Filter these entries so that only lines with the word "this" remain.

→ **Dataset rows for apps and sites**
....................
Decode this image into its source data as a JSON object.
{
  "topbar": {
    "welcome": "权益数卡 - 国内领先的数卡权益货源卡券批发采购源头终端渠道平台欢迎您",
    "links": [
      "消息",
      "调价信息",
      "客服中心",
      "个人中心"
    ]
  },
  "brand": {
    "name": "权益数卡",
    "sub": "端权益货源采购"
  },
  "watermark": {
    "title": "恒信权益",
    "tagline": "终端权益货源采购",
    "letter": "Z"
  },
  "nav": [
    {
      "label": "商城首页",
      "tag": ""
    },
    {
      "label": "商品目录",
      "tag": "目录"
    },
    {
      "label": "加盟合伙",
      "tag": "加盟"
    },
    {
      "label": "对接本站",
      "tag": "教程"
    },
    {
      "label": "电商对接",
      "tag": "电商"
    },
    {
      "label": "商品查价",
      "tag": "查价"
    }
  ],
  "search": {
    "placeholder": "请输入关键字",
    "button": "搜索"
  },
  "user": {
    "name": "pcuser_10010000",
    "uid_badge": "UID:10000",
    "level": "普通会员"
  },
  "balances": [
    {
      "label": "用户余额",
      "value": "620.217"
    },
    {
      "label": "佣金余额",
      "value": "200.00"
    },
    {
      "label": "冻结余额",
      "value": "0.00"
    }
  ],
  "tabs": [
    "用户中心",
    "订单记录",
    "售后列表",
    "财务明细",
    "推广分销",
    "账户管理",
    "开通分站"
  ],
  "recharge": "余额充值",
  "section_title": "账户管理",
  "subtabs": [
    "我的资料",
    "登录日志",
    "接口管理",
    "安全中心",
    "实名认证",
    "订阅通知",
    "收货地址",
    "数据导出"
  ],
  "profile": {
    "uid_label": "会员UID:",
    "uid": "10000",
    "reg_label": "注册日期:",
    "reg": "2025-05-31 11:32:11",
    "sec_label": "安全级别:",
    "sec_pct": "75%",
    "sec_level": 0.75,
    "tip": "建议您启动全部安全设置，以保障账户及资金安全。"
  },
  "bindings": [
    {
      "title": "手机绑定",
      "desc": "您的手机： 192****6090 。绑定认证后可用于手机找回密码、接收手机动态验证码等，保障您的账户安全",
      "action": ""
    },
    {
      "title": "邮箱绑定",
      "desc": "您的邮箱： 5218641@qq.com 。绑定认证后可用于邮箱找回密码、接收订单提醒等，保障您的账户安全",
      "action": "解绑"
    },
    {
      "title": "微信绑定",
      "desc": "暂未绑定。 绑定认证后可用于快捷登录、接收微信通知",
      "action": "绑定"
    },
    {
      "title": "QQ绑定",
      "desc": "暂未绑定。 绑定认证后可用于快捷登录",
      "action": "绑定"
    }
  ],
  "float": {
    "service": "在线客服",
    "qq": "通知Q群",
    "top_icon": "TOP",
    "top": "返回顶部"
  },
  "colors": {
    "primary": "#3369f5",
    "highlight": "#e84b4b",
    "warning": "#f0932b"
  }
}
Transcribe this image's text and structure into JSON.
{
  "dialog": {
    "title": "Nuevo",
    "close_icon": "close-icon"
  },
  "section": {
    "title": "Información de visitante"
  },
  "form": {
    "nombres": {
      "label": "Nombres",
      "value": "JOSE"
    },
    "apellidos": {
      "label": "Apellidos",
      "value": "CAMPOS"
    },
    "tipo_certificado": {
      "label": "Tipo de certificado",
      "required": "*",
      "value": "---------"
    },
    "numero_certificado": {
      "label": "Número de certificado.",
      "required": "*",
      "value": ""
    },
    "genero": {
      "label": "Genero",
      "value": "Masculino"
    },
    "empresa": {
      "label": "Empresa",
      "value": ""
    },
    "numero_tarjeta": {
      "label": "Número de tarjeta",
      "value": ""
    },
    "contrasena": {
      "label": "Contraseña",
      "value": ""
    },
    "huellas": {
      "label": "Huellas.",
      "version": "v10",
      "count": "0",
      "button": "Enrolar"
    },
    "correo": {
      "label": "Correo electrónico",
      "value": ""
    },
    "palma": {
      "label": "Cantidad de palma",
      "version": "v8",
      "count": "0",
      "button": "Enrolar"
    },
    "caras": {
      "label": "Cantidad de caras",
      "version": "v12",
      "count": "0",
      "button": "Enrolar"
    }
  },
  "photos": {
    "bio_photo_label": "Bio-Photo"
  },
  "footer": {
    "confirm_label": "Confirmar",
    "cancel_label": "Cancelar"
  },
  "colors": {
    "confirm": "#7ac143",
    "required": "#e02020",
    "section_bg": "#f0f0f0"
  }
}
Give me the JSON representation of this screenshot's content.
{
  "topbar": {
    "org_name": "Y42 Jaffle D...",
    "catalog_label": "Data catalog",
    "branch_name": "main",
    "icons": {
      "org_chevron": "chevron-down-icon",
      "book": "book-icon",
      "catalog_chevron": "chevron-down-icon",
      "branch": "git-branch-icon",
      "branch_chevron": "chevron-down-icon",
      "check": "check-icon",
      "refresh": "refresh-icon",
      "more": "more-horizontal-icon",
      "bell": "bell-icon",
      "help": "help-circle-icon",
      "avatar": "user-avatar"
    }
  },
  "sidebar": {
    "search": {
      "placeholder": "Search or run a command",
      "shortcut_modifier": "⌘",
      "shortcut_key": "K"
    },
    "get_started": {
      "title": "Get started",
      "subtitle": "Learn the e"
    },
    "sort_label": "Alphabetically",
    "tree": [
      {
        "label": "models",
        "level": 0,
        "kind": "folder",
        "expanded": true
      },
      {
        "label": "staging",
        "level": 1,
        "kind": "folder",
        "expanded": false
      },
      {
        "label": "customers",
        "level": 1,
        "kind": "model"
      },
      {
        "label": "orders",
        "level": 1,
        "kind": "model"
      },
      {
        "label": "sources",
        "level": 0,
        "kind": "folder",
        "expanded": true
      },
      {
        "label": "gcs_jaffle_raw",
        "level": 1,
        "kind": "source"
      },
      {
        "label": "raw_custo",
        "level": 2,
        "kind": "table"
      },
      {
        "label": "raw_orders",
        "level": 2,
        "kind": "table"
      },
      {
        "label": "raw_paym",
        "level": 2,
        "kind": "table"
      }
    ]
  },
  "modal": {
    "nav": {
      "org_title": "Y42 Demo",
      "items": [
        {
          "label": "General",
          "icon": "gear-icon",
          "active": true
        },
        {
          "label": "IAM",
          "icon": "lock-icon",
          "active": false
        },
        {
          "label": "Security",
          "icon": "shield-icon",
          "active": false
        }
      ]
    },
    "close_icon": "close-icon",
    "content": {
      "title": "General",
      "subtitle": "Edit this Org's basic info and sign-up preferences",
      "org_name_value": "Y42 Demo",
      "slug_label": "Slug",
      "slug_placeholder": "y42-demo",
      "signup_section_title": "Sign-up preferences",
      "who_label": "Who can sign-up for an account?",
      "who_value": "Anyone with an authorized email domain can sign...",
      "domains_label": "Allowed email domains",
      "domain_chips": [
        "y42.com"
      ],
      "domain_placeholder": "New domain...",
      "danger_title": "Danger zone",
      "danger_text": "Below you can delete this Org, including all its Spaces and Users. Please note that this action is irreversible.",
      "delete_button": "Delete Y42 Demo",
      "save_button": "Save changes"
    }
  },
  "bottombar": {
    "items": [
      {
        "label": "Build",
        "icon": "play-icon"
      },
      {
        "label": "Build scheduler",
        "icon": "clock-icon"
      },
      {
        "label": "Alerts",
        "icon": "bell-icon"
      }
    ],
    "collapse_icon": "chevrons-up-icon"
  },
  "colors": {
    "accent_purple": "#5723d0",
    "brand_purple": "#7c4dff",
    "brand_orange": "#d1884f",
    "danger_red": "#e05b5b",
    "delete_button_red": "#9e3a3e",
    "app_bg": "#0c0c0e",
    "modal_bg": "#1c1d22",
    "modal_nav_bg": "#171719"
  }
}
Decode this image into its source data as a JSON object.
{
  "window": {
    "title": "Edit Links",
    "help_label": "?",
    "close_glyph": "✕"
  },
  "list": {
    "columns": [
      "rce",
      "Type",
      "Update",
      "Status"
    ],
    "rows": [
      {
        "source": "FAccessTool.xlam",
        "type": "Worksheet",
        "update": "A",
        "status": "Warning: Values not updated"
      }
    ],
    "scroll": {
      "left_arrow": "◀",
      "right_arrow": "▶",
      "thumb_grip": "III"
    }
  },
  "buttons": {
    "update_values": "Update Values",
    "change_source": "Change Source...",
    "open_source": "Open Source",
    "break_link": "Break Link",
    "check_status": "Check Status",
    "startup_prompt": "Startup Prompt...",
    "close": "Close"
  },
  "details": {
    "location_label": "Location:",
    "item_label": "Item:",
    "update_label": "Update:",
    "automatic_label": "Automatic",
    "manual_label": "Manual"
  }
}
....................
→ **Written reply**
Decode this image into its source data as a JSON object.
Transcribe this image's text and structure into JSON.
Give me the JSON representation of this screenshot's content.
      "subtitle": "Edit this Org's basic info and sign-up preferences",
      "danger_text": "Below you can delete this Org, including all its Spaces and Users. Please note that this action is irreversible.",
Decode this image into its source data as a JSON object.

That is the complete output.